There is a reference to gamakas in the Brhaddesi of Mathanga (7th century AD) and this can be taken to be the earliest reference. The Sangita Makaranda of Narada (11th century) speaks of 19 types of gamakas. The work also splits ragas into 3 categories – muktanga kampita (permitting extensive oscillation), arhda kampita (moderate) and kampita vihina (not permitted)
The SR says that there are 15 types of gamakas and this is a classification that is broadly accepted even now. However Sarngadeva defines the gamaka to be just a part of the practical aspects of music. Thus gamakas are dealt with by him in the SR neither in the ragadhyaya or the svaradhyaya but in the prakirnakadhyaya.
In the 17th century, Venkatamakhin in his Chaturdandi Prakasika deals with gamakas. He accepts the definitions of the SR and the SSS and states that there are 15 types though his classification makes a few changes. He says that gamakas are an aspect of the svara. His contemporary, Somanatha in his Raga Vibodha includes gamakas under techniques of playing and deals with the dholanam (earlier sphuritam) only. He classifies gamaka as a vadanabhida (variety in playing) and also states that the gamaka is a nadamaya or that which manifests.
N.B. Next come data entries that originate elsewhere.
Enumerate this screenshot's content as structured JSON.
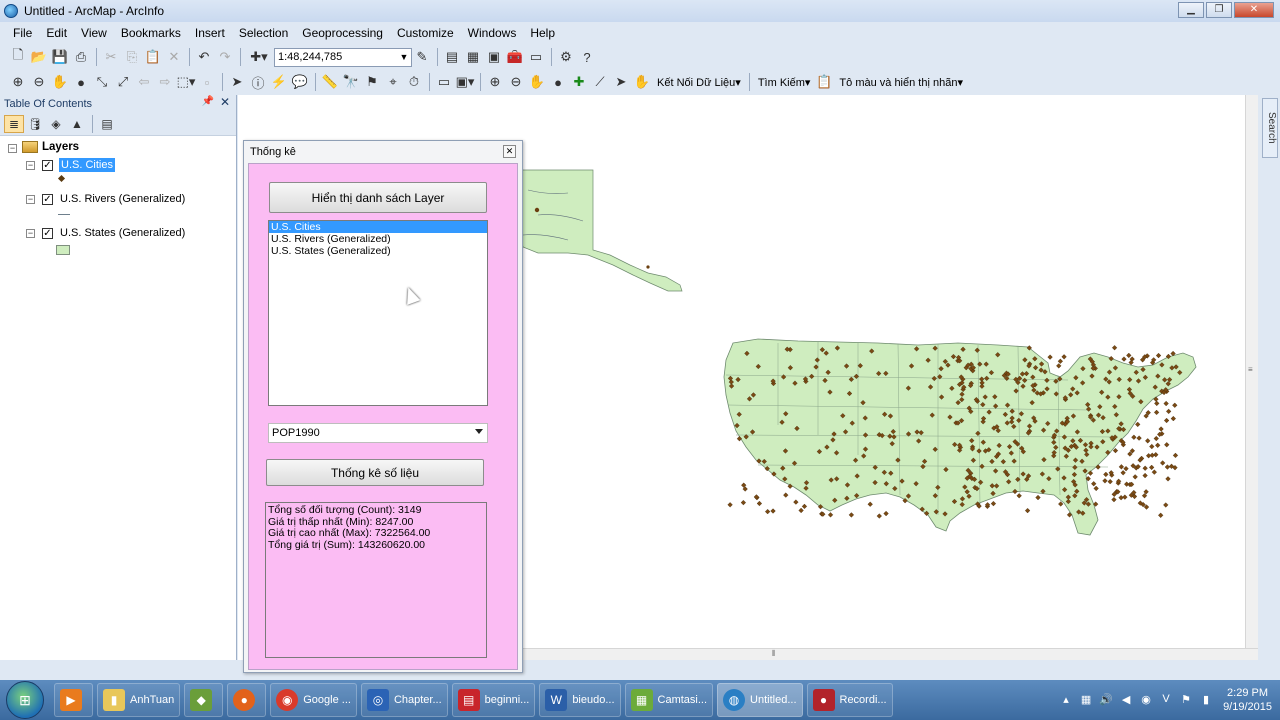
{
  "window": {
    "title": "Untitled - ArcMap - ArcInfo"
  },
  "menu": [
    "File",
    "Edit",
    "View",
    "Bookmarks",
    "Insert",
    "Selection",
    "Geoprocessing",
    "Customize",
    "Windows",
    "Help"
  ],
  "toolbar": {
    "scale": "1:48,244,785",
    "ket_noi": "Kết Nối Dữ Liệu",
    "tim_kiem": "Tìm Kiếm",
    "to_mau": "Tô màu và hiển thị nhãn"
  },
  "toc": {
    "title": "Table Of Contents",
    "root": "Layers",
    "layers": [
      {
        "name": "U.S. Cities",
        "selected": true
      },
      {
        "name": "U.S. Rivers (Generalized)",
        "selected": false
      },
      {
        "name": "U.S. States (Generalized)",
        "selected": false
      }
    ]
  },
  "search_tab": "Search",
  "dialog": {
    "title": "Thống kê",
    "show_layers_button": "Hiển thị danh sách Layer",
    "layer_list": [
      "U.S. Cities",
      "U.S. Rivers (Generalized)",
      "U.S. States (Generalized)"
    ],
    "field_select": "POP1990",
    "stats_button": "Thống kê số liệu",
    "results": [
      "Tổng số đối tượng (Count): 3149",
      "Giá trị thấp nhất (Min): 8247.00",
      "Giá trị cao nhất (Max): 7322564.00",
      "Tổng giá trị (Sum): 143260620.00"
    ]
  },
  "taskbar": {
    "items": [
      "AnhTuan",
      "Google ...",
      "Chapter...",
      "beginni...",
      "bieudo...",
      "Camtasi...",
      "Untitled...",
      "Recordi..."
    ],
    "time": "2:29 PM",
    "date": "9/19/2015"
  },
  "colors": {
    "map_fill": "#cfedbf",
    "dialog_bg": "#fbbcf3",
    "selection": "#3399ff",
    "city_marker": "#7a4a14"
  }
}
There are a few subsequent works which are not well known which also deal with gamakas. But it is the early 20th century Sangita Sampradaya Pradarsini which is the most exhaustive. Here the gamaka becomes a thread that binds all factors together – raga, svara, phrases and the manifestation of a raga is only through the gamaka. The author Subbarama Dikshitar states that nobody would sing without gamaka. He also states that several ragas may have the same arrangement of notes and it is only through the gamaka that their individuality is established. Each raga is described in this work in terms of the gamakas in it. Several types of gamakas as illustrated in the SSP were demonstrated by the speaker.
She concluded by stating that while it is mandatory now to define a raga by its gamakas, it is also interesting that a final picture of a raga can emerge only by the elimination of what is unsuitable. (A neti neti doctrine?)